A former construction company owner says corruption money was used to fund political campaigns for Montreal's mayor.

Lino Zambito, the former head of Infrabec, testified on Monday that his company had to pay officials in the Union Montreal political party a 3 per cent cut of all municipal contracts.

"Starting from 2005 to 2006, there was an amount of 3 per cent of the contracts that I gave back to Mr. [Nicolo] Milioto and I had knowledge that this amount went to Mayor Tremblay's political party," said Zambito.

He also fingered a now-retired official, Gilles Surprenant, for demanding an extra one percent of contracts.

Zambito said he paid Surprenant $200,00 over a decade.

Surprenant, who gave himself the nickname TPS (Taxe Pour Surprenant, a play-on-words for the french acronym for GST), was responsible for preparing budgets and plans for construction projects in Montreal.

Zambito said that the political kickbacks began in 2005 and ended in 2009, when his company was raided by the Surete du Quebec.

However there are indications that some of the politically-related bribes began earlier. The commission was shown photos of Surprenant and a senior city engineering inspector, Luc Leclerc, on vacation in Mexico in a trip that was paid for by construction companies.

Zambito said that Leclerc first warned him that his job was to make Zambito's life difficult. According to Zambito, Leclerc was on the take for 25 per cent of all the cost overruns he approved.

Over ten years, that meant another $200,000 paid to Leclerc.

The entrepreneur said there were some honest officials at city hall, but that corruption was widespread.

"I thought it was ridiculous, everyone knew! It's almost as if it was written on a wall," said Zambito.

Opposition parties demand resignation

Vision Montreal leader Louise Harel and Project Montreal chief Richard Bergeron were both quick to demand the resignation of Mayor Tremblay.

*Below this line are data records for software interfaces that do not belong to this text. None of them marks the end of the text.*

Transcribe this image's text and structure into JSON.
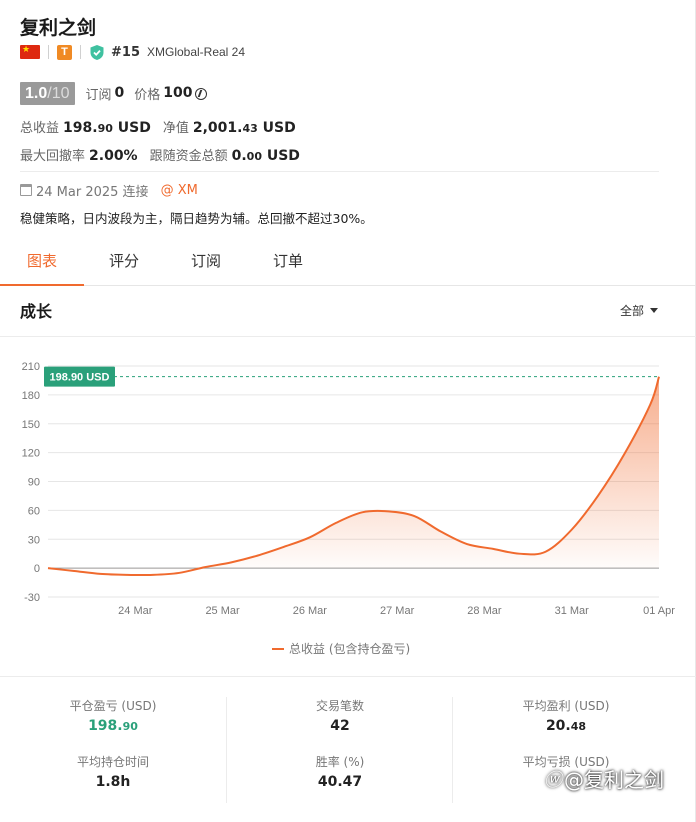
{
  "header": {
    "title": "复利之剑",
    "badge_letter": "T",
    "rank": "#15",
    "server": "XMGlobal-Real 24"
  },
  "rating": {
    "score": "1.0",
    "score_total": "/10",
    "subscribe_label": "订阅",
    "subscribe_count": "0",
    "price_label": "价格",
    "price_value": "100"
  },
  "metrics": {
    "total_profit_label": "总收益",
    "total_profit_int": "198.",
    "total_profit_dec": "90",
    "total_profit_unit": " USD",
    "equity_label": "净值",
    "equity_int": "2,001.",
    "equity_dec": "43",
    "equity_unit": " USD",
    "max_drawdown_label": "最大回撤率",
    "max_drawdown_value": "2.00%",
    "copy_funds_label": "跟随资金总额",
    "copy_funds_int": "0.",
    "copy_funds_dec": "00",
    "copy_funds_unit": " USD"
  },
  "connection": {
    "date_text": "24 Mar 2025 连接",
    "broker": "@ XM"
  },
  "strategy_text": "稳健策略，日内波段为主，隔日趋势为辅。总回撤不超过30%。",
  "tabs": [
    {
      "label": "图表",
      "active": true
    },
    {
      "label": "评分",
      "active": false
    },
    {
      "label": "订阅",
      "active": false
    },
    {
      "label": "订单",
      "active": false
    }
  ],
  "growth": {
    "title": "成长",
    "range_label": "全部"
  },
  "chart_data": {
    "type": "area",
    "title": "",
    "xlabel": "",
    "ylabel": "",
    "ylim": [
      -30,
      210
    ],
    "yticks": [
      -30,
      0,
      30,
      60,
      90,
      120,
      150,
      180,
      210
    ],
    "xlim": [
      0,
      7
    ],
    "xticks": [
      {
        "x": 1,
        "label": "24 Mar"
      },
      {
        "x": 2,
        "label": "25 Mar"
      },
      {
        "x": 3,
        "label": "26 Mar"
      },
      {
        "x": 4,
        "label": "27 Mar"
      },
      {
        "x": 5,
        "label": "28 Mar"
      },
      {
        "x": 6,
        "label": "31 Mar"
      },
      {
        "x": 7,
        "label": "01 Apr"
      }
    ],
    "series": [
      {
        "name": "总收益 (包含持仓盈亏)",
        "color": "#f06a2e",
        "x": [
          0,
          0.3,
          0.6,
          0.9,
          1.2,
          1.5,
          1.8,
          2.1,
          2.4,
          2.7,
          3.0,
          3.3,
          3.6,
          3.9,
          4.2,
          4.5,
          4.8,
          5.1,
          5.4,
          5.7,
          6.0,
          6.3,
          6.6,
          6.9,
          7.0
        ],
        "y": [
          0,
          -3,
          -6,
          -7,
          -7,
          -5,
          1,
          6,
          13,
          22,
          32,
          47,
          58,
          59,
          54,
          38,
          25,
          20,
          15,
          17,
          40,
          75,
          118,
          170,
          198.9
        ]
      }
    ],
    "current_value_label": "198.90 USD",
    "current_value": 198.9,
    "grid": true,
    "legend_position": "bottom"
  },
  "stats": {
    "closed_pnl_label": "平仓盈亏 (USD)",
    "closed_pnl_int": "198.",
    "closed_pnl_dec": "90",
    "trades_label": "交易笔数",
    "trades_value": "42",
    "avg_profit_label": "平均盈利 (USD)",
    "avg_profit_int": "20.",
    "avg_profit_dec": "48",
    "avg_hold_label": "平均持仓时间",
    "avg_hold_value": "1.8h",
    "win_rate_label": "胜率 (%)",
    "win_rate_value": "40.47",
    "avg_loss_label": "平均亏损 (USD)"
  },
  "watermark": {
    "text": "@复利之剑"
  },
  "colors": {
    "accent": "#f06a2e",
    "positive": "#2aa07a",
    "flag_red": "#de2910",
    "badge_orange": "#f08a24",
    "shield_teal": "#3fc1a0"
  }
}
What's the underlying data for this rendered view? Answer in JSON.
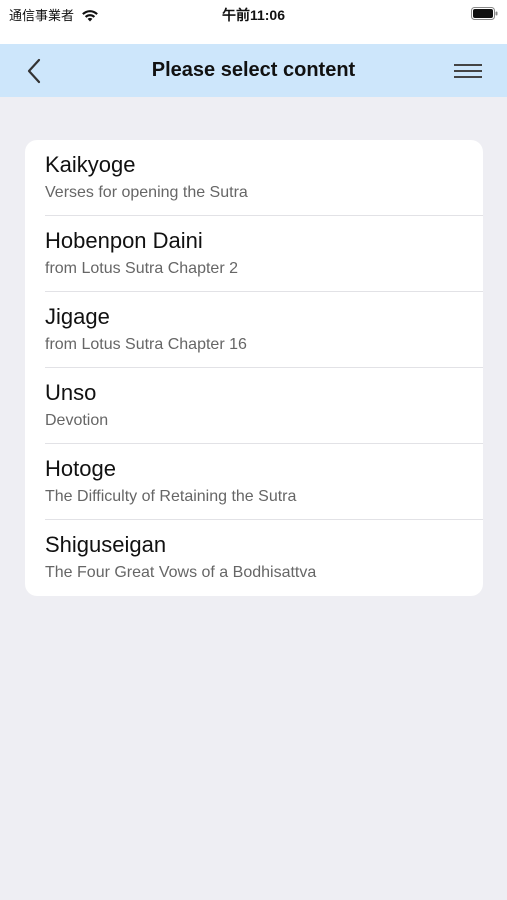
{
  "status_bar": {
    "carrier": "通信事業者",
    "time": "午前11:06",
    "icons": [
      "wifi-icon",
      "battery-icon"
    ]
  },
  "nav": {
    "title": "Please select content",
    "back_icon": "chevron-left-icon",
    "menu_icon": "hamburger-menu-icon",
    "background_color": "#cde6fb"
  },
  "items": [
    {
      "title": "Kaikyoge",
      "subtitle": "Verses for opening the Sutra"
    },
    {
      "title": "Hobenpon Daini",
      "subtitle": "from Lotus Sutra Chapter 2"
    },
    {
      "title": "Jigage",
      "subtitle": "from Lotus Sutra Chapter 16"
    },
    {
      "title": "Unso",
      "subtitle": "Devotion"
    },
    {
      "title": "Hotoge",
      "subtitle": "The Difficulty of Retaining the Sutra"
    },
    {
      "title": "Shiguseigan",
      "subtitle": "The Four Great Vows of a Bodhisattva"
    }
  ]
}
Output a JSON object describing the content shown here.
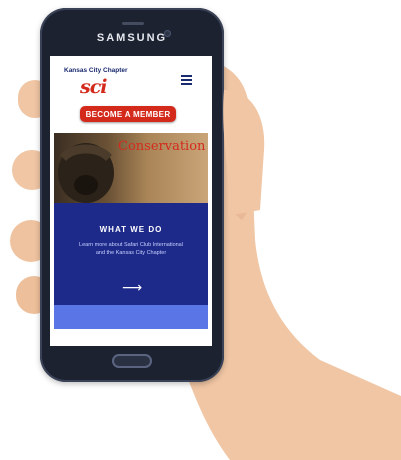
{
  "device": {
    "brand": "SAMSUNG"
  },
  "header": {
    "chapter_name": "Kansas City Chapter",
    "logo_text": "sci",
    "menu_icon": "hamburger-menu-icon"
  },
  "cta": {
    "member_label": "BECOME A MEMBER"
  },
  "hero": {
    "title": "Conservation"
  },
  "what_we_do": {
    "heading": "WHAT WE DO",
    "text": "Learn more about Safari Club International and the Kansas City Chapter",
    "arrow_icon": "right-arrow-icon"
  },
  "colors": {
    "brand_red": "#d42a1c",
    "navy": "#1d2a8a",
    "light_blue": "#5a75e6"
  }
}
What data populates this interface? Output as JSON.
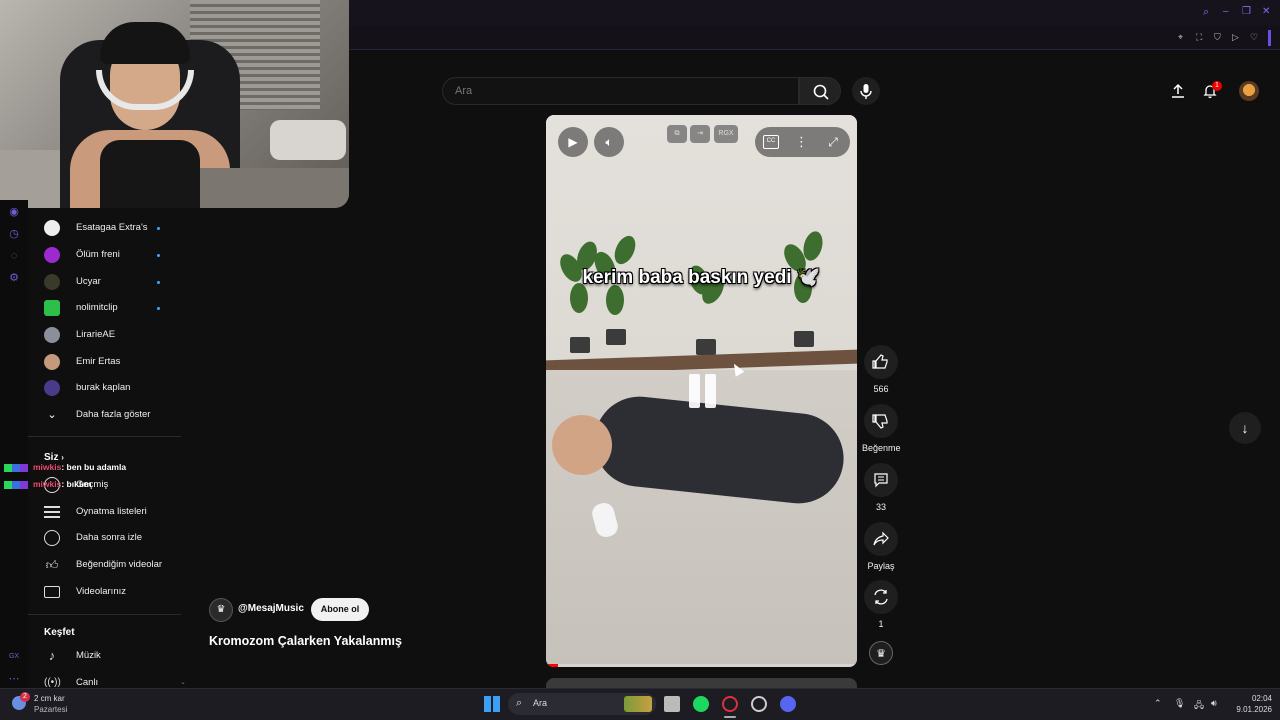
{
  "search": {
    "placeholder": "Ara"
  },
  "header": {
    "notification_count": "1"
  },
  "sidebar": {
    "subscriptions": [
      {
        "label": "Esatagaa Extra's",
        "color": "#eeeeee",
        "dot": true
      },
      {
        "label": "Ölüm freni",
        "color": "#9b2bd0",
        "dot": true
      },
      {
        "label": "Ucyar",
        "color": "#3a3a2a",
        "dot": true
      },
      {
        "label": "nolimitclip",
        "color": "#2dbf4a",
        "dot": true
      },
      {
        "label": "LirarieAE",
        "color": "#8a8f99",
        "dot": false
      },
      {
        "label": "Emir Ertas",
        "color": "#c49a7a",
        "dot": false
      },
      {
        "label": "burak kaplan",
        "color": "#4a3a8a",
        "dot": false
      }
    ],
    "show_more": "Daha fazla göster",
    "you_section": "Siz",
    "you_items": [
      {
        "label": "Geçmiş"
      },
      {
        "label": "Oynatma listeleri"
      },
      {
        "label": "Daha sonra izle"
      },
      {
        "label": "Beğendiğim videolar"
      },
      {
        "label": "Videolarınız"
      }
    ],
    "explore_section": "Keşfet",
    "explore_items": [
      {
        "label": "Müzik"
      },
      {
        "label": "Canlı"
      }
    ]
  },
  "chat": [
    {
      "user": "miwkis",
      "message": ": ben bu adamla"
    },
    {
      "user": "miwkis",
      "message": ": bıktım"
    }
  ],
  "player": {
    "caption": "kerim baba baskın yedi 🕊️",
    "chip_label": "RGX",
    "progress": 0.04
  },
  "actions": {
    "likes": "566",
    "dislike_label": "Beğenme",
    "comments": "33",
    "share_label": "Paylaş",
    "remix_count": "1"
  },
  "channel": {
    "handle": "@MesajMusic",
    "subscribe_label": "Abone ol"
  },
  "video": {
    "title": "Kromozom Çalarken Yakalanmış"
  },
  "taskbar": {
    "weather_temp": "2 cm kar",
    "weather_day": "Pazartesi",
    "weather_badge": "2",
    "search_label": "Ara",
    "time": "02:04",
    "date": "9.01.2026"
  }
}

Tremblay said that he had no intention of doing so, and he was confident nobody in his party had done anything wrong, pointing out his party's financial records had already undergone an audit.

However he skirted the issue about whether individuals affiliated with the party had abused the system.

"I wished for the Charbonneau Commission. For me it was very important that we shed light on all the allegations of corruption and collusion in the construction industry," said Tremblay.

"I will not make additional comments on what is going on every day at the commission."

Corruption allegations about the mayor's political party have been lodged for years.

Tremblay's former chief fundraiser, Bernard Trepanier, was nicknamed 'Mr. 3 percent" several years ago when Benoit Labonte, himself a former Union Montreal councillor, said that senior party workers were charging contractors.

Labonte said at the time that he confronted Tremblay about the kickbacks.

In 2009 Tremblay said "I verified the rumours and that hearsay and found no relevant fact to support what he said."

Trepanier was among nine people arrested in May of 2012 by Quebec's permanent anti-corruption squad.


Suppliers increased costs

Zambito said that corruption was so rampant suppliers routinely increased prices of materials destined for Montreal.

On Thursday Zambito explained how his company participated in bid-rigging and paid the mafia 2.5 per cent of contracts it won.

He elaborated on this briefly on Monday, saying he gave Nicolo Milioto substantial amounts of cash 20 or 25 times -- money that was intended for the mafia as payment for participating in bid-rigging.

He also said that bid-rigging was the norm for the city of Montreal and for several boroughs, including St. Leonard, Anjou, St. Laurent and LaSalle.


Zambito's company lost contracts following arrest

Zambito was arrested in 2011 and his company lost several government contracts, including work to redo the Highway 640 interchange in St. Eustache, and sewer work on the MUHC superhospital site.

That arrest led to banks yanking his company's line of credit, and Infrabec lost $28 million.

He is now working full-time as a business partner in a restaurant.

So far Zambito has said his family ties to the Rizzuto clan stretched back to Italy, with parents and grandparents from the same village.

His mother's maiden name is Rizzuto, but he is not related to the infamous Mafia clan.

In fact, he said that despite repeated encounters at weddings and funerals with known or suspected mobsters such as Paolo Renda, it was only by reading media reports that he learned who was involved in organized crime.